Breach of Trust and the Statute of Limitations

Probate Code § 16460(a)(2) provides that if "an interim or final account in writing or other written report does not adequately disclose the existence of a claim against the trustee for breach of trust or if a beneficiary does not receive any written account or report, the claim is barred as to that beneficiary unless a proceeding to assert the claim is commenced within three years after the beneficiary discovered, or reasonably should have discovered, the subject of the claim."

So you better file your petition on time.............

A recent unpublished appellate opinion touched upon this issue. Kathleen, a trust beneficiary, was a party to a trustee removal petition filed by another beneficiary, her sister Kelly Sue. The petition was filed in 1987. 

The 1987 petition stated that the trust was established for educational purposes to benefit the settlor's children, which included Kathleen and Kelly Sue.

The 1987 petition stated that "the entire trust is to be distributed in equal shares to all living beneficiaries on December 5, 1998, when the youngest beneficiary turned 25 years old." 

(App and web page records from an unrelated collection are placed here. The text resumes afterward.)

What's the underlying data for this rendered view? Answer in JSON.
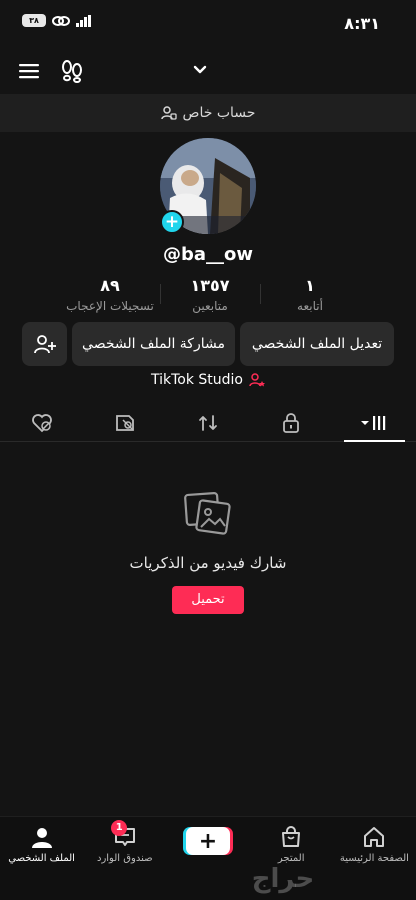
{
  "status": {
    "time": "٨:٣١",
    "battery": "٣٨"
  },
  "header": {
    "private_label": "حساب خاص"
  },
  "profile": {
    "username": "@ba__ow",
    "stats": [
      {
        "value": "١",
        "label": "أتابعه"
      },
      {
        "value": "١٣٥٧",
        "label": "متابعين"
      },
      {
        "value": "٨٩",
        "label": "تسجيلات الإعجاب"
      }
    ],
    "edit_button": "تعديل الملف الشخصي",
    "share_button": "مشاركة الملف الشخصي",
    "studio_label": "TikTok Studio"
  },
  "tabs": [
    {
      "icon": "grid-icon",
      "active": true
    },
    {
      "icon": "lock-icon",
      "active": false
    },
    {
      "icon": "repost-icon",
      "active": false
    },
    {
      "icon": "tag-icon",
      "active": false
    },
    {
      "icon": "liked-hidden-icon",
      "active": false
    }
  ],
  "empty_state": {
    "text": "شارك فيديو من الذكريات",
    "upload_label": "تحميل"
  },
  "bottom_nav": {
    "home": "الصفحة الرئيسية",
    "shop": "المتجر",
    "inbox": "صندوق الوارد",
    "inbox_badge": "1",
    "profile": "الملف الشخصي"
  },
  "watermark": "حراج",
  "colors": {
    "accent_red": "#fe2c55",
    "accent_cyan": "#20d5ec",
    "background": "#141414"
  }
}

In 2015, Kathleen filed "an amended petition for redress for breach of trust, for fraud and punitive damages, conversion, constructive trust, injunctive relief, and declaratory relief." The petition alleged that Kathleen never received any distributions from the trust.

Kelly Sue was the respondent in the 2015 petition.

Kelly Sue's demurrer was sustained without leave to amend (a coup de grace in litigation) because Kathleen had failed to timely file suit, i.e. the statute of limitation had run. See Probate Code § 16460(a)(2). The reason being is that Kathleen's claim accrued on December 5, 1998. She did not file suit until 2015, more than 3  years after her claim had accrued. 

Kathleen argued that she lacked actual knowledge of wrongdoing by Kelly Sue. The California Court of Appeal was unmoved. "Kathleen cannot toll the statute of limitations by claiming she was unable to discover the claim by the distribution date. Her own allegations in the amended petition demonstrate she had actual knowledge of the existence of the trust; her status as a beneficiary of the trust; and the contents of the removal petition, which attached to it was the trust as an exhibit. In addition to her actual knowledge, Kathleen had constructive knowledge of the trust and its terms because she admits she was a trust beneficiary. As a beneficiary, she was entitled to request a copy of the trust and related information, through which she should have reasonably discovered the distribution date. Kathleen was also on inquiry notice as a trust beneficiary, and could have obtained information about the trust, as she eventually did in 2013 through public records. Unlike the situation in Quick, where the existence of the trust and the petitioner's status as a beneficiary were hidden from the plaintiff, thereby tolling the statute of limitations, here, Kathleen had actual and constructive knowledge of the trust and its terms."

Dunphy v. Wilken, Orange County Superior Court Case # 30-2015-00779480